Classification of railway accidents, both in terms of cause and effect, is a valuable aid in studying rail (and other) accidents to help to prevent similar ones occurring in future. Systematic investigation for over 150 years has led to the railways’ excellent safety record.


Classification of rail accidents by effects


  • Head-on collision
  • Rear collision
  • Collisions with buffer stops
  • Obstructions on the line (road vehicles, landslides, avalanches)


  • Plain track
  • Curves
  • Junctions


  • Fires and explosions (including sabotage/terrorism)
  • Falls from trains, collisions with people on tracks

Classification of rail accidents by causes

Drivers’ errors;

  • Passing signals at danger
  • Excessive speed
  • Mishandling engine (e.g. boiler explosions)

Signalmen’s errors;

  • Allowing two trains into same occupied block section
  • Incorrect operation of signals, points or token equipment

Mechanical failure of rolling stock;

  • Poor design
  • Poor maintenance

Civil engineering failure;

  • Track (permanent way) faults
  • Bridge and tunnel collapses

Acts of other people;

  • Other railway personnel (shunters, porters, etc)
  • Non-railway personnel
  • Accidental
  • Deliberate (vandalism, terrorism, suicide)

Contributory factors;

  • Strength of rolling stock
  • Fires resulting from accidents
  • Effectiveness of brakes
  • Poor track or junction layout
  • Inadequate rules
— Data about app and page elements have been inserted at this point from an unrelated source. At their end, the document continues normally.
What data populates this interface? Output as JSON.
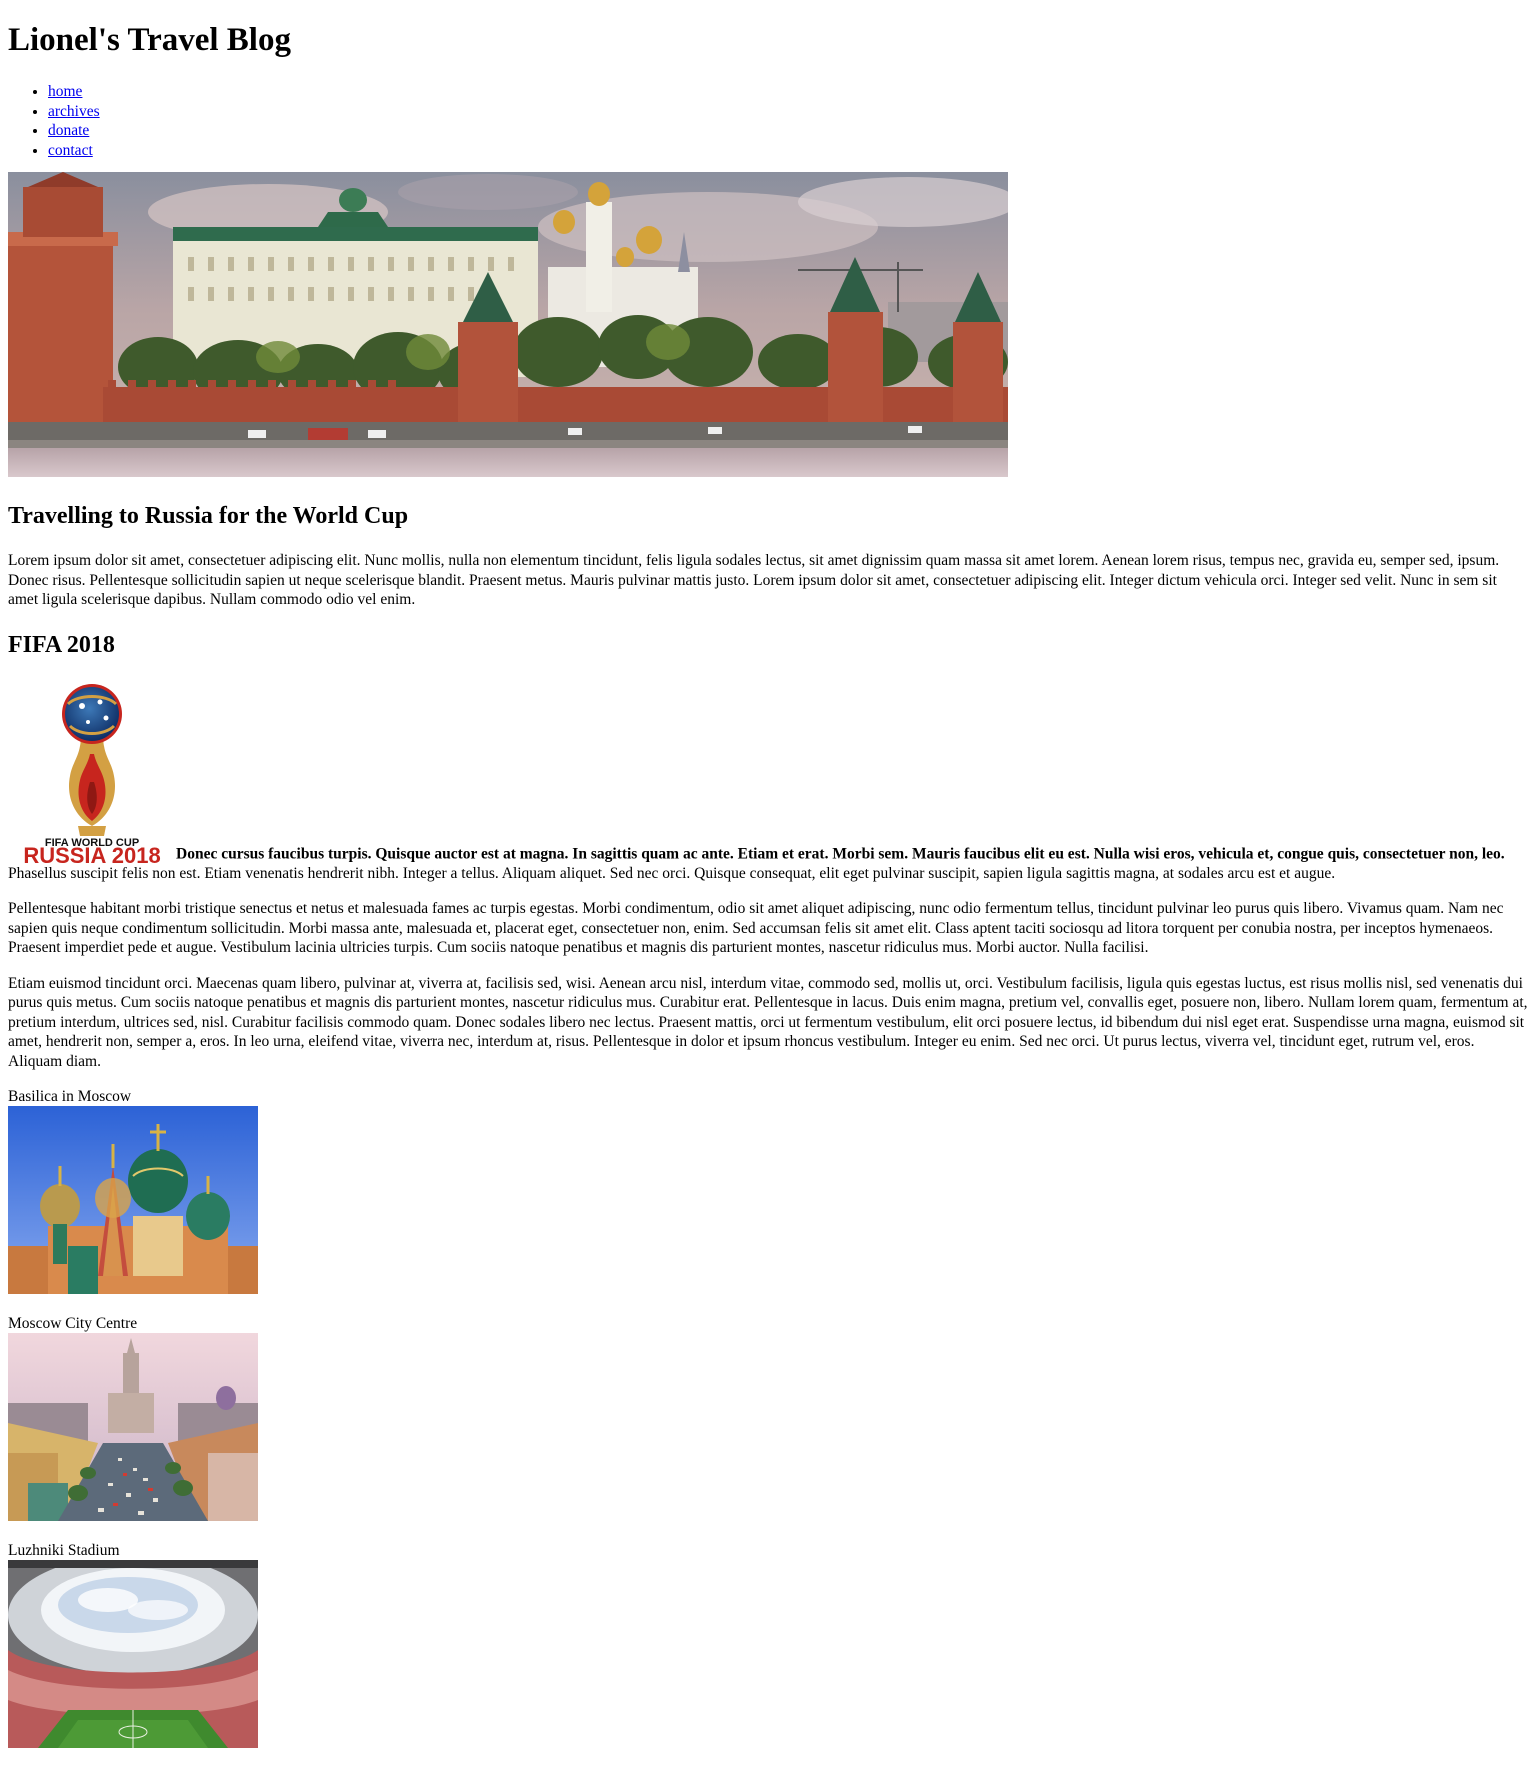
{
  "site": {
    "title": "Lionel's Travel Blog"
  },
  "nav": {
    "items": [
      {
        "label": "home"
      },
      {
        "label": "archives"
      },
      {
        "label": "donate"
      },
      {
        "label": "contact"
      }
    ]
  },
  "hero": {
    "alt": "Moscow Kremlin panorama",
    "icon": "kremlin-photo"
  },
  "post": {
    "title": "Travelling to Russia for the World Cup",
    "intro": "Lorem ipsum dolor sit amet, consectetuer adipiscing elit. Nunc mollis, nulla non elementum tincidunt, felis ligula sodales lectus, sit amet dignissim quam massa sit amet lorem. Aenean lorem risus, tempus nec, gravida eu, semper sed, ipsum. Donec risus. Pellentesque sollicitudin sapien ut neque scelerisque blandit. Praesent metus. Mauris pulvinar mattis justo. Lorem ipsum dolor sit amet, consectetuer adipiscing elit. Integer dictum vehicula orci. Integer sed velit. Nunc in sem sit amet ligula scelerisque dapibus. Nullam commodo odio vel enim."
  },
  "fifa": {
    "title": "FIFA 2018",
    "logo": {
      "line1": "FIFA WORLD CUP",
      "line2": "RUSSIA 2018"
    },
    "lead_bold": "Donec cursus faucibus turpis. Quisque auctor est at magna. In sagittis quam ac ante. Etiam et erat. Morbi sem. Mauris faucibus elit eu est. Nulla wisi eros, vehicula et, congue quis, consectetuer non, leo.",
    "lead_rest": " Phasellus suscipit felis non est. Etiam venenatis hendrerit nibh. Integer a tellus. Aliquam aliquet. Sed nec orci. Quisque consequat, elit eget pulvinar suscipit, sapien ligula sagittis magna, at sodales arcu est et augue.",
    "para2": "Pellentesque habitant morbi tristique senectus et netus et malesuada fames ac turpis egestas. Morbi condimentum, odio sit amet aliquet adipiscing, nunc odio fermentum tellus, tincidunt pulvinar leo purus quis libero. Vivamus quam. Nam nec sapien quis neque condimentum sollicitudin. Morbi massa ante, malesuada et, placerat eget, consectetuer non, enim. Sed accumsan felis sit amet elit. Class aptent taciti sociosqu ad litora torquent per conubia nostra, per inceptos hymenaeos. Praesent imperdiet pede et augue. Vestibulum lacinia ultricies turpis. Cum sociis natoque penatibus et magnis dis parturient montes, nascetur ridiculus mus. Morbi auctor. Nulla facilisi.",
    "para3": "Etiam euismod tincidunt orci. Maecenas quam libero, pulvinar at, viverra at, facilisis sed, wisi. Aenean arcu nisl, interdum vitae, commodo sed, mollis ut, orci. Vestibulum facilisis, ligula quis egestas luctus, est risus mollis nisl, sed venenatis dui purus quis metus. Cum sociis natoque penatibus et magnis dis parturient montes, nascetur ridiculus mus. Curabitur erat. Pellentesque in lacus. Duis enim magna, pretium vel, convallis eget, posuere non, libero. Nullam lorem quam, fermentum at, pretium interdum, ultrices sed, nisl. Curabitur facilisis commodo quam. Donec sodales libero nec lectus. Praesent mattis, orci ut fermentum vestibulum, elit orci posuere lectus, id bibendum dui nisl eget erat. Suspendisse urna magna, euismod sit amet, hendrerit non, semper a, eros. In leo urna, eleifend vitae, viverra nec, interdum at, risus. Pellentesque in dolor et ipsum rhoncus vestibulum. Integer eu enim. Sed nec orci. Ut purus lectus, viverra vel, tincidunt eget, rutrum vel, eros. Aliquam diam."
  },
  "gallery": [
    {
      "caption": "Basilica in Moscow",
      "icon": "basilica-photo"
    },
    {
      "caption": "Moscow City Centre",
      "icon": "city-centre-photo"
    },
    {
      "caption": "Luzhniki Stadium",
      "icon": "stadium-photo"
    }
  ]
}
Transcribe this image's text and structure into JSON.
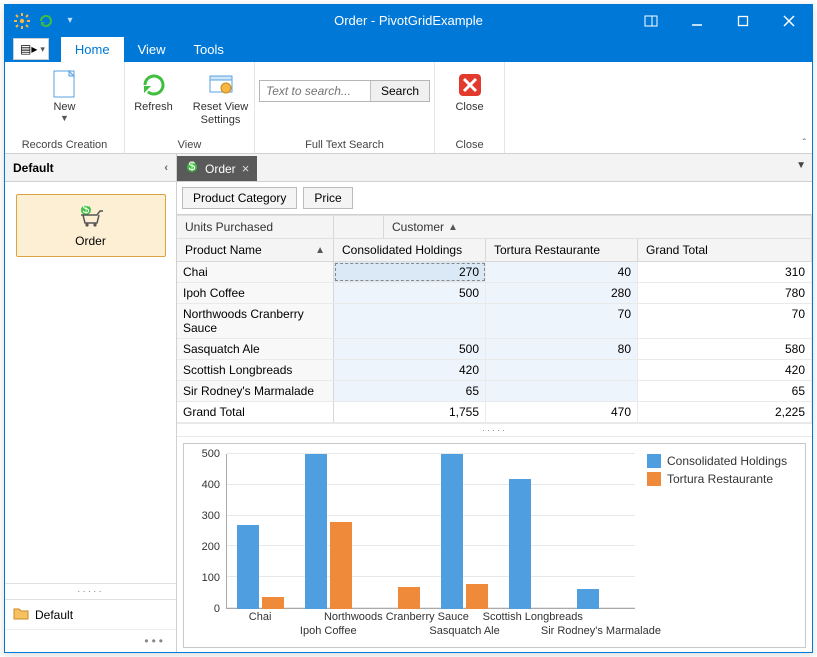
{
  "window": {
    "title": "Order - PivotGridExample"
  },
  "qat": {
    "dropdown": "▾"
  },
  "nav_switcher": {
    "glyph": "▤▸",
    "dropdown": "▾"
  },
  "tabs": {
    "home": "Home",
    "view": "View",
    "tools": "Tools"
  },
  "ribbon": {
    "records_creation": {
      "label": "Records Creation",
      "new": "New"
    },
    "view": {
      "label": "View",
      "refresh": "Refresh",
      "reset": "Reset View Settings"
    },
    "search": {
      "label": "Full Text Search",
      "placeholder": "Text to search...",
      "button": "Search"
    },
    "close": {
      "label": "Close",
      "button": "Close"
    }
  },
  "sidebar": {
    "header": "Default",
    "item": "Order",
    "footer": "Default"
  },
  "doctab": {
    "title": "Order"
  },
  "pivot": {
    "filter_fields": [
      "Product Category",
      "Price"
    ],
    "data_field": "Units Purchased",
    "column_field": "Customer",
    "row_field": "Product Name",
    "columns": [
      "Consolidated Holdings",
      "Tortura Restaurante",
      "Grand Total"
    ],
    "rows": [
      {
        "label": "Chai",
        "cells": [
          "270",
          "40",
          "310"
        ]
      },
      {
        "label": "Ipoh Coffee",
        "cells": [
          "500",
          "280",
          "780"
        ]
      },
      {
        "label": "Northwoods Cranberry Sauce",
        "cells": [
          "",
          "70",
          "70"
        ]
      },
      {
        "label": "Sasquatch Ale",
        "cells": [
          "500",
          "80",
          "580"
        ]
      },
      {
        "label": "Scottish Longbreads",
        "cells": [
          "420",
          "",
          "420"
        ]
      },
      {
        "label": "Sir Rodney's Marmalade",
        "cells": [
          "65",
          "",
          "65"
        ]
      }
    ],
    "total_row": {
      "label": "Grand Total",
      "cells": [
        "1,755",
        "470",
        "2,225"
      ]
    }
  },
  "chart_data": {
    "type": "bar",
    "categories": [
      "Chai",
      "Ipoh Coffee",
      "Northwoods Cranberry Sauce",
      "Sasquatch Ale",
      "Scottish Longbreads",
      "Sir Rodney's Marmalade"
    ],
    "series": [
      {
        "name": "Consolidated Holdings",
        "values": [
          270,
          500,
          0,
          500,
          420,
          65
        ]
      },
      {
        "name": "Tortura Restaurante",
        "values": [
          40,
          280,
          70,
          80,
          0,
          0
        ]
      }
    ],
    "ylim": [
      0,
      500
    ],
    "yticks": [
      0,
      100,
      200,
      300,
      400,
      500
    ],
    "xlabel": "",
    "ylabel": "",
    "title": ""
  }
}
1- Ludwig von Stockert (1913), Eisenbahnunfalle (Railway Accidents – a contribution to railway operating technology). Leipzig 1913.
2- Schneider, Wolfgang; Armand Mase (1971). Railway Accidents of (Great Britain and) Europe. In German, English translation by E.L. Dellow. David and Charles.